Great drama and a gutsy winner.
Most of the week, the main focus was on Dustin Johnson, not Zach Johnson. The elements definitely came in to play this year as well, as they usually do with a course like St. Andrews. Zach played hard all the way until the end, and persevered through the tough conditions, which got the best of many of the field favorites. I also thought Zach gave a very classy winner’s speech.
Throughout the tournament, had a lot of fun doing on-course commentary for BBC – although some days were warmer than others (indoors), they were a pleasure all-around, and an amazingly professional organization.
Also on Friday, we got the chance to witness Tom Watson made his legendary walk up the 18th hole, and over the Swilcan Bridge. Although he didn’t birdie his last hole, the setting made it even more poignant. The crowds of fans, players, and friends that lined the 18th fairway during his walk was breathtaking. The darkness made it almost impossible for him to even finish, but officials made the exception, even though it was nearly 10pm.
Not only is he the most successful player of The Open of the last 40 years, but the culmination of watching Tom play and grow as a player since his first Claret Jug win in 1975 was truly special. Hopefully we will see him at the Masters next year as well.
The course gave up a lot of low scores when the weather was benign, but proved to play the usual difficult St. Andrews when the wind got up. Players were constantly drying their clubs and hiding under umbrellas on and off all week. It was a test of more than your golf game, it was a test of perseverance and mental toughness as well. All things considered, even par was a very low halfway cut.

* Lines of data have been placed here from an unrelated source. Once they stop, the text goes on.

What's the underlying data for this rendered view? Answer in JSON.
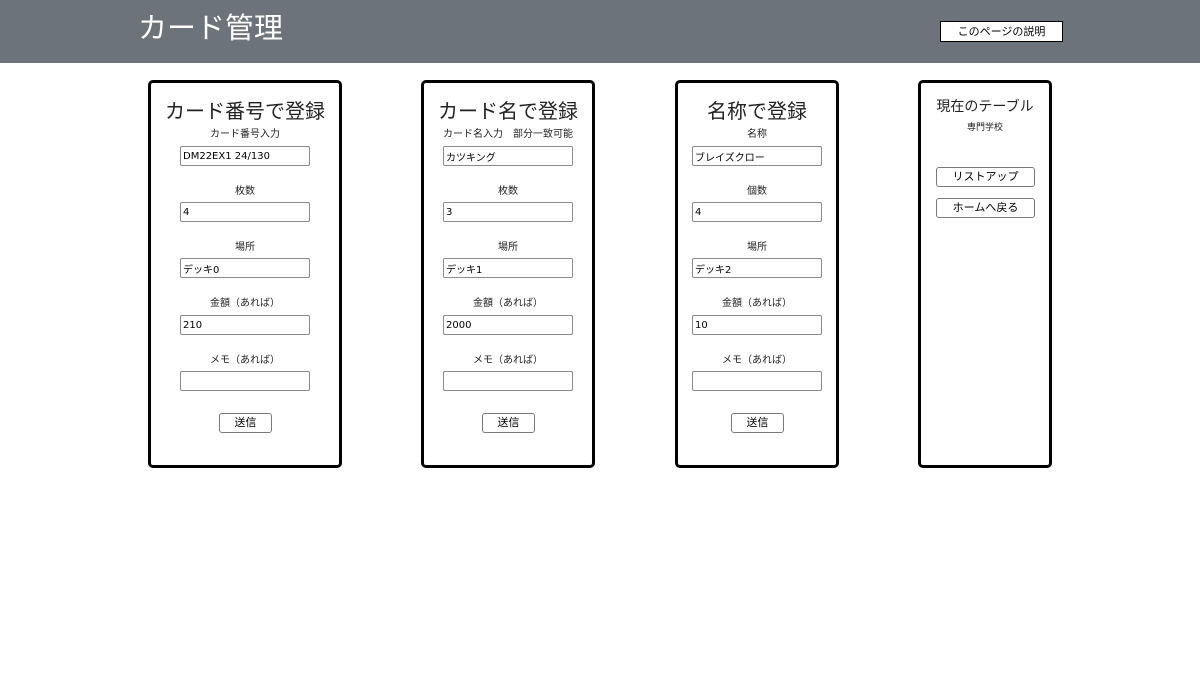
{
  "header": {
    "title": "カード管理",
    "help_label": "このページの説明"
  },
  "panels": [
    {
      "title": "カード番号で登録",
      "fields": [
        {
          "label": "カード番号入力",
          "value": "DM22EX1 24/130"
        },
        {
          "label": "枚数",
          "value": "4"
        },
        {
          "label": "場所",
          "value": "デッキ0"
        },
        {
          "label": "金額（あれば）",
          "value": "210"
        },
        {
          "label": "メモ（あれば）",
          "value": ""
        }
      ],
      "submit_label": "送信"
    },
    {
      "title": "カード名で登録",
      "fields": [
        {
          "label": "カード名入力　部分一致可能",
          "value": "カツキング"
        },
        {
          "label": "枚数",
          "value": "3"
        },
        {
          "label": "場所",
          "value": "デッキ1"
        },
        {
          "label": "金額（あれば）",
          "value": "2000"
        },
        {
          "label": "メモ（あれば）",
          "value": ""
        }
      ],
      "submit_label": "送信"
    },
    {
      "title": "名称で登録",
      "fields": [
        {
          "label": "名称",
          "value": "ブレイズクロー"
        },
        {
          "label": "個数",
          "value": "4"
        },
        {
          "label": "場所",
          "value": "デッキ2"
        },
        {
          "label": "金額（あれば）",
          "value": "10"
        },
        {
          "label": "メモ（あれば）",
          "value": ""
        }
      ],
      "submit_label": "送信"
    }
  ],
  "table_panel": {
    "title": "現在のテーブル",
    "current_table": "専門学校",
    "listup_label": "リストアップ",
    "home_label": "ホームへ戻る"
  }
}
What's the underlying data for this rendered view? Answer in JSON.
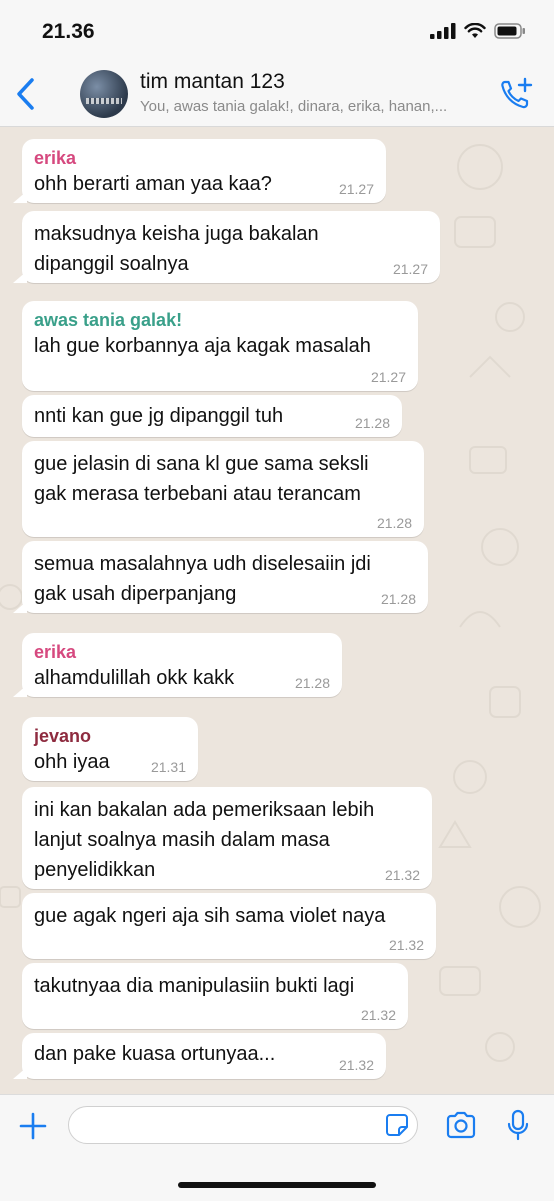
{
  "status": {
    "time": "21.36"
  },
  "header": {
    "title": "tim mantan 123",
    "subtitle": "You, awas tania galak!, dinara, erika, hanan,..."
  },
  "colors": {
    "erika": "#d6497f",
    "awas": "#3aa08a",
    "jevano": "#8e2b3f",
    "accent": "#1a7df0"
  },
  "messages": [
    {
      "sender": "erika",
      "lines": [
        "ohh berarti aman yaa kaa?"
      ],
      "time": "21.27"
    },
    {
      "sender": "",
      "lines": [
        "maksudnya keisha juga bakalan",
        "dipanggil soalnya"
      ],
      "time": "21.27"
    },
    {
      "sender": "awas tania galak!",
      "lines": [
        "lah gue korbannya aja kagak masalah"
      ],
      "time": "21.27"
    },
    {
      "sender": "",
      "lines": [
        "nnti kan gue jg dipanggil tuh"
      ],
      "time": "21.28"
    },
    {
      "sender": "",
      "lines": [
        "gue jelasin di sana kl gue sama seksli",
        "gak merasa terbebani atau terancam"
      ],
      "time": "21.28"
    },
    {
      "sender": "",
      "lines": [
        "semua masalahnya udh diselesaiin jdi",
        "gak usah diperpanjang"
      ],
      "time": "21.28"
    },
    {
      "sender": "erika",
      "lines": [
        "alhamdulillah okk kakk"
      ],
      "time": "21.28"
    },
    {
      "sender": "jevano",
      "lines": [
        "ohh iyaa"
      ],
      "time": "21.31"
    },
    {
      "sender": "",
      "lines": [
        "ini kan bakalan ada pemeriksaan lebih",
        "lanjut soalnya masih dalam masa",
        "penyelidikkan"
      ],
      "time": "21.32"
    },
    {
      "sender": "",
      "lines": [
        "gue agak ngeri aja sih sama violet naya"
      ],
      "time": "21.32"
    },
    {
      "sender": "",
      "lines": [
        "takutnyaa dia manipulasiin bukti lagi"
      ],
      "time": "21.32"
    },
    {
      "sender": "",
      "lines": [
        "dan pake kuasa ortunyaa..."
      ],
      "time": "21.32"
    }
  ]
}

Ben An and Raphael Jacquelin missed the cut by 2, and Alex Levy by 1. All were facing brutal conditions on the course, which shows that luck really does play a big role in one’s tee times. A few hours could mean the difference between freezing rain, to sunny, crisp skies in a place like Scotland.
Rafael Cabrera-Bello played steady through the tournament but suffered on the greens. Rafa has been playing very well lately, and is due for a win.
Also, we saw an amazing performance by the amateurs this year at The Open. Five amateurs made the cut, two 12th-place finishes and one 6th-place finish. Amateur Paul Dunne was also tied for the lead after round 3. The gap between top amateurs and professionals is getting closer!
My wife Kelly even put a few pounds on certain players at the local bookmakers, result? Hopeless! With St. Andrews playing the way it did this week, most of the favorites and odds went right out the window.
Here’s some tips I have for playing in the wind:
- Play within yourself. Windy conditions are not the time to take huge chances, the risks are much greater.
- Don’t Force it. Choke down on every club, and be confident in your swing to do the work for you. You should feel a 3/4 swing on every shot. Forget the par on the scorecard. A 380 yd par 4 can play like a par 5 into a strong headwind.
- Rely on your short game. Thats where the scoring opportunities lie in very windy conditions.
- Widen your putting stance.
- Don’t forget to enjoy the challenge. Windy conditions are a great time to work on your knockdown shots, play with trajectories, and dial in your approach shots while adjusting to head, tail, and crosswinds.
Rafael Cabrera-Bello played steady through the tournament but suffered on the greens. Rafa has been playing very well lately, and is due for a win. Also, we saw an amazing performance by the amateurs this year at The Open. Five amateurs made the cut, two 12th-place finishes and one 6th-place finish. Amateur Paul Dunne was also tied for the lead after round 3. The gap between top amateurs and professionals is getting closer!